Its comfort is a two-way street. On one hand I love their lightweight design, comfortable cable and when used with a shirt, you’ll forget you have earphones on. But, due to its battery design and lack of any ear hooks included, I can’t give the earphones a higher rating.
SoundMAGIC E10BT review: Sound quality
The E10BT has the exact same sound signature and sound quality traits as the original E10. Despite this seemingly being a huge positive to some, I actually found it disappointing to hear. At a much higher price tag, the E10BTs compete with a different calibre of earphone. As aforementioned, other earphones that cost a fraction of the price sound fantastic, and non-Bluetooth earphones with an in-line mic can be found for a lot cheaper and provide a far superior sound quality.
Granted, SoundMAGIC didn’t want to alter the award winning E10s sound, but they could have used the E80’s drivers, and actually offered better value for money. With that said, I did notice a slight difference in the mid-bass slam, the mids and the soundstage. Still, these were minor differences (0.5 rating differences).
The sub-bass is almost non-existent. The E10BT’s have very little extension into the lower bass regions, resulting in a cut-off in certain songs. Even in songs like Migos – Bad and Boujee, the bass doesn’t extend.
Its mid-bass has the right amount of slam, but isn’t fully controlled. In certain bass heavy songs, I found the bass to sound a little wobbly. In comparison to the regular E10s, I did find the E10BT to have slightly less mid-bass presence, which is good.
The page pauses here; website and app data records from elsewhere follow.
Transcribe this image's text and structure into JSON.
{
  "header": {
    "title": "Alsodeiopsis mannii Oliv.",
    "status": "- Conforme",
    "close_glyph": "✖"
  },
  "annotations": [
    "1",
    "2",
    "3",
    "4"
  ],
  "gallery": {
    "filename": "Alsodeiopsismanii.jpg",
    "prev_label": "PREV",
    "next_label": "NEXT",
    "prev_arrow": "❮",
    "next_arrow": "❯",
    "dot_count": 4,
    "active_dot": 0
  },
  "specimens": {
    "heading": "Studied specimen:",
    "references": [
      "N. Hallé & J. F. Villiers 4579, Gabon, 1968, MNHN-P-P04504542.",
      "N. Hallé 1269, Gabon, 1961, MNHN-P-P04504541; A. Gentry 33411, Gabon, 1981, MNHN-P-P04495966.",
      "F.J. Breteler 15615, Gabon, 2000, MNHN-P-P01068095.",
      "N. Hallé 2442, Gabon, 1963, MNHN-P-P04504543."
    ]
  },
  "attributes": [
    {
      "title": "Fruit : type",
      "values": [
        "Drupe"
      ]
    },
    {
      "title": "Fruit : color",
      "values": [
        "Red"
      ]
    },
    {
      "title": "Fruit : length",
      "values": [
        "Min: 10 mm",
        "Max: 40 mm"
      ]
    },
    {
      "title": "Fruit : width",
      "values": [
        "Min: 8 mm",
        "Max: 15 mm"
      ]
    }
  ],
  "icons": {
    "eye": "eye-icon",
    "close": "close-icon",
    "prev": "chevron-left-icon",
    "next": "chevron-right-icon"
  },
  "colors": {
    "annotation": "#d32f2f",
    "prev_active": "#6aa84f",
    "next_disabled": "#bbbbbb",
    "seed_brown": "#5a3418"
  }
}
Just like the E10s, the E10BT has a recessed mid-range, which results in a V-shaped sound signature. Unfortunately, despite having an accurate mid-range reproduction, the mids are pushed too far back. Vocals don’t sound as good on the E10BT’s as they do on other earphones, and if you’re into more classical music, you’ll find missing elements in your music.
However, I did notice the mids to be slightly more forward sounding, and that comes from the slightly toned down mid-bass slam.
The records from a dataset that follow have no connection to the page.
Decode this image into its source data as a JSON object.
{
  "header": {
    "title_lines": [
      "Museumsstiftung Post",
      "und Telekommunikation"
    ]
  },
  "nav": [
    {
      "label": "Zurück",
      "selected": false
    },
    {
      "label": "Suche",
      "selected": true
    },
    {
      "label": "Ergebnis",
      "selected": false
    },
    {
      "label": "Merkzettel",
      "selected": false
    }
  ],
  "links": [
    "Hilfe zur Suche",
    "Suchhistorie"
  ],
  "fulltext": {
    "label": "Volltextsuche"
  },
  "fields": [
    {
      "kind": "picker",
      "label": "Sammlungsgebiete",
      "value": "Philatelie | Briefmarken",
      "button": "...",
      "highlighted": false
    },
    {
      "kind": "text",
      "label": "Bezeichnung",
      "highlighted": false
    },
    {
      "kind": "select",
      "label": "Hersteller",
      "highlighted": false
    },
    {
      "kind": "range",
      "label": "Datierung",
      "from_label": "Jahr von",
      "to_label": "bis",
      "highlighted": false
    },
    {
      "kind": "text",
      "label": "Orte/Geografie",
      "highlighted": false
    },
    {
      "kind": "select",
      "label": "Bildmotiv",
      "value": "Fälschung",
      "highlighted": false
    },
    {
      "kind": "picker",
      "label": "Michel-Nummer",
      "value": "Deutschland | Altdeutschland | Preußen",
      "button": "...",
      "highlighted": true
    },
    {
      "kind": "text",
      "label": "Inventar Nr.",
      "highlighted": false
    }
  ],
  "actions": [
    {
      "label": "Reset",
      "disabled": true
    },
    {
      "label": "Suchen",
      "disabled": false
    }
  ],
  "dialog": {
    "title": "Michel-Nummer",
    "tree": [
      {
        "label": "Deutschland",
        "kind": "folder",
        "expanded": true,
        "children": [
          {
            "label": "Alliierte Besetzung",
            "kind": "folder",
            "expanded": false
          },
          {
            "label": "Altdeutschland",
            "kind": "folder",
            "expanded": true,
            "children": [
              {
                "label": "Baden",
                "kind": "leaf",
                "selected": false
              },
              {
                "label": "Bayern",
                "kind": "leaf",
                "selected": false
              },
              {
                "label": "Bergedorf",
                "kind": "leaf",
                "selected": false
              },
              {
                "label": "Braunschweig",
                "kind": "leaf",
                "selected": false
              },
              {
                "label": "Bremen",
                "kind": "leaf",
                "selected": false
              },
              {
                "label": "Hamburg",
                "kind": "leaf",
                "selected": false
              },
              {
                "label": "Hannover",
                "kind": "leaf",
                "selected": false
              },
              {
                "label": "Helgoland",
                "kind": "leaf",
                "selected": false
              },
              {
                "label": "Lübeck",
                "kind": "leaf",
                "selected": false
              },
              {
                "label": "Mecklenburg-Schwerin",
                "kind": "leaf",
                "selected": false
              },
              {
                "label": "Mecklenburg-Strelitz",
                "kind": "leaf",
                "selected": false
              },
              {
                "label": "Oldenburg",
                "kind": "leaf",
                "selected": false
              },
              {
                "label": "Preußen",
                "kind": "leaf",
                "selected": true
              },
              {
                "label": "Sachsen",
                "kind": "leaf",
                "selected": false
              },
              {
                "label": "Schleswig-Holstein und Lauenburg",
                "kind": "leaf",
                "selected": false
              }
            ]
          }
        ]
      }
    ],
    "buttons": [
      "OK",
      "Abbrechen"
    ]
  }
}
On the plus side, the E10BTs have a good high-frequency extension. They have the right amount of sparkle and aren’t sibilant. They do have a roll off at the top end, but I can’t be overly critical of them.
Its soundstage is a little closed, with it lacking width and depth. I’d have wanted a wider soundstage. Instrument separation, tonality and imaging are relatively good. In comparison to the regular E10, I did find them to sound slightly more open, which did lead to an overall better experience.
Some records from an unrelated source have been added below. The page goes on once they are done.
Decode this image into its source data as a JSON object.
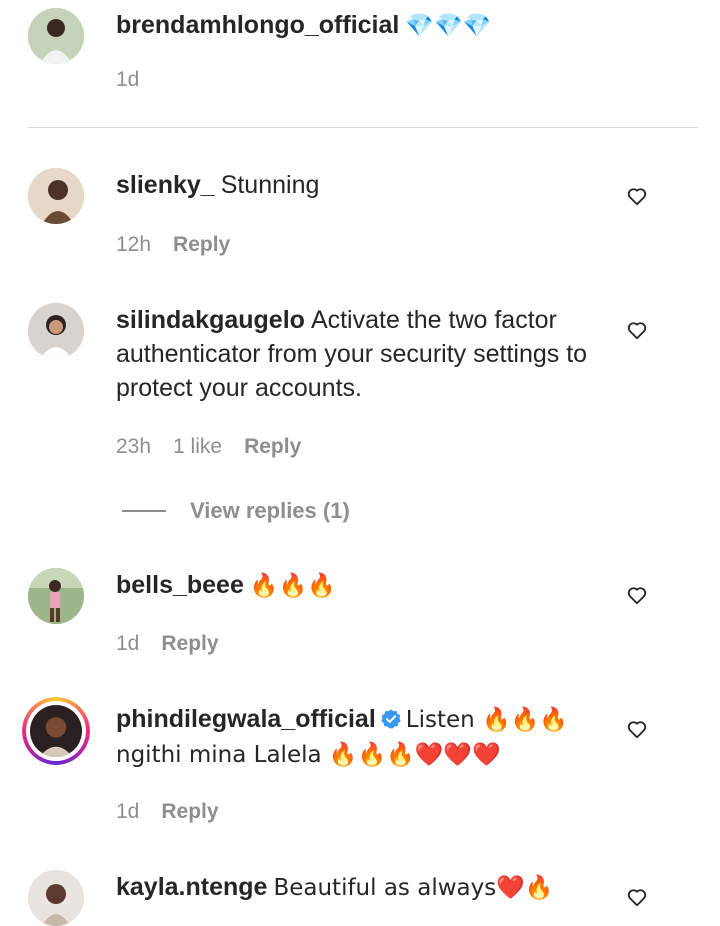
{
  "caption": {
    "username": "brendamhlongo_official",
    "emoji": "💎💎💎",
    "time": "1d"
  },
  "comments": [
    {
      "username": "slienky_",
      "text": "Stunning",
      "time": "12h",
      "likes": "",
      "reply_label": "Reply"
    },
    {
      "username": "silindakgaugelo",
      "text": "Activate the two factor authenticator from your security settings to protect your accounts.",
      "time": "23h",
      "likes": "1 like",
      "reply_label": "Reply",
      "view_replies": "View replies (1)"
    },
    {
      "username": "bells_beee",
      "text": "🔥🔥🔥",
      "time": "1d",
      "likes": "",
      "reply_label": "Reply"
    },
    {
      "username": "phindilegwala_official",
      "verified": true,
      "text_line1": "Listen 🔥🔥🔥",
      "text_line2": "ngithi mina Lalela 🔥🔥🔥❤️❤️❤️",
      "time": "1d",
      "likes": "",
      "reply_label": "Reply"
    },
    {
      "username": "kayla.ntenge",
      "text": "Beautiful as always❤️🔥",
      "time": "",
      "likes": "",
      "reply_label": ""
    }
  ],
  "icons": {
    "like": "heart-outline-icon",
    "verified": "verified-badge-icon"
  },
  "colors": {
    "text": "#262626",
    "muted": "#8e8e8e",
    "verified": "#3897f0",
    "divider": "#dbdbdb"
  }
}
Sound Quality Ratings
SoundMAGIC E10BT review: Verdict & closing thoughts
Overall, the E10BTs aren’t anything to shout about. Unlike the extremely good valued E10s, the E10BTs price tag is just too high for it to become one of the best value Bluetooth earphones money can buy. With the same untouched sound signature and drivers as the regular E10s, you’re essentially paying an extra £40 from the E10 for a mic and £30 from the E10C for Bluetooth. Is it worth it? Not in my opinion.
Don’t get me wrong, I like the E10BT, but at £70 these, to me, are no longer classified as a throw away pair of earphones. I see most using Bluetooth earphones as a secondary pair, as most have a wired alternative as their primary choice.
I know times are changing and some are favouring wireless solutions, so I can understand the appeal of the E10BTs. In that respect, I haven’t come across a set of Bluetooth earphones like the E10BTs that offer a complete package for under £70. But, if you’re willing to sacrifice looks and battery life, get the £23 J&L-102 instead.
Hope you enjoyed my review!